_Prompt_
The pictures do not belong in the copy. Restate all of the records word for word.
___ Input for this task
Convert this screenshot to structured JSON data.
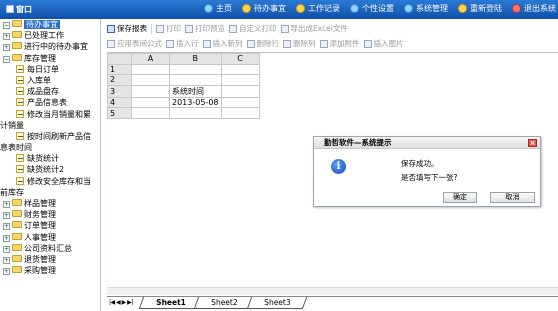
{
  "brand": {
    "title": "窗口"
  },
  "topnav": [
    {
      "label": "主页",
      "icon": "home-icon"
    },
    {
      "label": "待办事宜",
      "icon": "todo-icon"
    },
    {
      "label": "工作记录",
      "icon": "worklog-icon"
    },
    {
      "label": "个性设置",
      "icon": "settings-icon"
    },
    {
      "label": "系统管理",
      "icon": "system-icon"
    },
    {
      "label": "重新登陆",
      "icon": "relogin-icon"
    },
    {
      "label": "退出系统",
      "icon": "exit-icon"
    }
  ],
  "sidebar": {
    "items": [
      {
        "label": "待办事宜",
        "selected": true
      },
      {
        "label": "已处理工作"
      },
      {
        "label": "进行中的待办事宜"
      },
      {
        "label": "库存管理"
      },
      {
        "label": "每日订单"
      },
      {
        "label": "入库单"
      },
      {
        "label": "成品盘存"
      },
      {
        "label": "产品信息表"
      },
      {
        "label": "修改当月销量和累"
      },
      {
        "label": "计销量"
      },
      {
        "label": "按时间刷新产品信"
      },
      {
        "label": "息表时间"
      },
      {
        "label": "缺货统计"
      },
      {
        "label": "缺货统计2"
      },
      {
        "label": "修改安全库存和当"
      },
      {
        "label": "前库存"
      },
      {
        "label": "样品管理"
      },
      {
        "label": "财务管理"
      },
      {
        "label": "订单管理"
      },
      {
        "label": "人事管理"
      },
      {
        "label": "公司资料汇总"
      },
      {
        "label": "退货管理"
      },
      {
        "label": "采购管理"
      }
    ]
  },
  "toolbar": {
    "row1": [
      {
        "label": "保存报表",
        "enabled": true
      },
      {
        "label": "打印",
        "enabled": false
      },
      {
        "label": "打印预览",
        "enabled": false
      },
      {
        "label": "自定义打印",
        "enabled": false
      },
      {
        "label": "导出成Excel文件",
        "enabled": false
      }
    ],
    "row2": [
      {
        "label": "应用表间公式",
        "enabled": false
      },
      {
        "label": "插入行",
        "enabled": false
      },
      {
        "label": "插入新列",
        "enabled": false
      },
      {
        "label": "删除行",
        "enabled": false
      },
      {
        "label": "删除列",
        "enabled": false
      },
      {
        "label": "添加附件",
        "enabled": false
      },
      {
        "label": "插入图片",
        "enabled": false
      }
    ]
  },
  "sheet": {
    "columns": [
      "A",
      "B",
      "C"
    ],
    "rows": [
      {
        "num": "1",
        "cells": [
          "",
          "",
          ""
        ]
      },
      {
        "num": "2",
        "cells": [
          "",
          "",
          ""
        ]
      },
      {
        "num": "3",
        "cells": [
          "",
          "系统时间",
          ""
        ]
      },
      {
        "num": "4",
        "cells": [
          "",
          "2013-05-08",
          ""
        ]
      },
      {
        "num": "5",
        "cells": [
          "",
          "",
          ""
        ]
      }
    ],
    "tabs": [
      "Sheet1",
      "Sheet2",
      "Sheet3"
    ],
    "tab_nav": "|◀ ◀ ▶ ▶|"
  },
  "dialog": {
    "title": "勤哲软件—系统提示",
    "message1": "保存成功。",
    "message2": "是否填写下一张?",
    "ok_label": "确定",
    "cancel_label": "取消",
    "icon_glyph": "i",
    "close_glyph": "×"
  }
}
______
_Exercise response_
Convert this screenshot to structured JSON data.
{
  "brand": {
    "title": "窗口"
  },
  "topnav": [
    {
      "label": "主页",
      "icon": "home-icon"
    },
    {
      "label": "待办事宜",
      "icon": "todo-icon"
    },
    {
      "label": "工作记录",
      "icon": "worklog-icon"
    },
    {
      "label": "个性设置",
      "icon": "settings-icon"
    },
    {
      "label": "系统管理",
      "icon": "system-icon"
    },
    {
      "label": "重新登陆",
      "icon": "relogin-icon"
    },
    {
      "label": "退出系统",
      "icon": "exit-icon"
    }
  ],
  "sidebar": {
    "items": [
      {
        "label": "待办事宜",
        "selected": true
      },
      {
        "label": "已处理工作"
      },
      {
        "label": "进行中的待办事宜"
      },
      {
        "label": "库存管理"
      },
      {
        "label": "每日订单"
      },
      {
        "label": "入库单"
      },
      {
        "label": "成品盘存"
      },
      {
        "label": "产品信息表"
      },
      {
        "label": "修改当月销量和累"
      },
      {
        "label": "计销量"
      },
      {
        "label": "按时间刷新产品信"
      },
      {
        "label": "息表时间"
      },
      {
        "label": "缺货统计"
      },
      {
        "label": "缺货统计2"
      },
      {
        "label": "修改安全库存和当"
      },
      {
        "label": "前库存"
      },
      {
        "label": "样品管理"
      },
      {
        "label": "财务管理"
      },
      {
        "label": "订单管理"
      },
      {
        "label": "人事管理"
      },
      {
        "label": "公司资料汇总"
      },
      {
        "label": "退货管理"
      },
      {
        "label": "采购管理"
      }
    ]
  },
  "toolbar": {
    "row1": [
      {
        "label": "保存报表",
        "enabled": true
      },
      {
        "label": "打印",
        "enabled": false
      },
      {
        "label": "打印预览",
        "enabled": false
      },
      {
        "label": "自定义打印",
        "enabled": false
      },
      {
        "label": "导出成Excel文件",
        "enabled": false
      }
    ],
    "row2": [
      {
        "label": "应用表间公式",
        "enabled": false
      },
      {
        "label": "插入行",
        "enabled": false
      },
      {
        "label": "插入新列",
        "enabled": false
      },
      {
        "label": "删除行",
        "enabled": false
      },
      {
        "label": "删除列",
        "enabled": false
      },
      {
        "label": "添加附件",
        "enabled": false
      },
      {
        "label": "插入图片",
        "enabled": false
      }
    ]
  },
  "sheet": {
    "columns": [
      "A",
      "B",
      "C"
    ],
    "rows": [
      {
        "num": "1",
        "cells": [
          "",
          "",
          ""
        ]
      },
      {
        "num": "2",
        "cells": [
          "",
          "",
          ""
        ]
      },
      {
        "num": "3",
        "cells": [
          "",
          "系统时间",
          ""
        ]
      },
      {
        "num": "4",
        "cells": [
          "",
          "2013-05-08",
          ""
        ]
      },
      {
        "num": "5",
        "cells": [
          "",
          "",
          ""
        ]
      }
    ],
    "tabs": [
      "Sheet1",
      "Sheet2",
      "Sheet3"
    ],
    "tab_nav": "|◀ ◀ ▶ ▶|"
  },
  "dialog": {
    "title": "勤哲软件—系统提示",
    "message1": "保存成功。",
    "message2": "是否填写下一张?",
    "ok_label": "确定",
    "cancel_label": "取消",
    "icon_glyph": "i",
    "close_glyph": "×"
  }
}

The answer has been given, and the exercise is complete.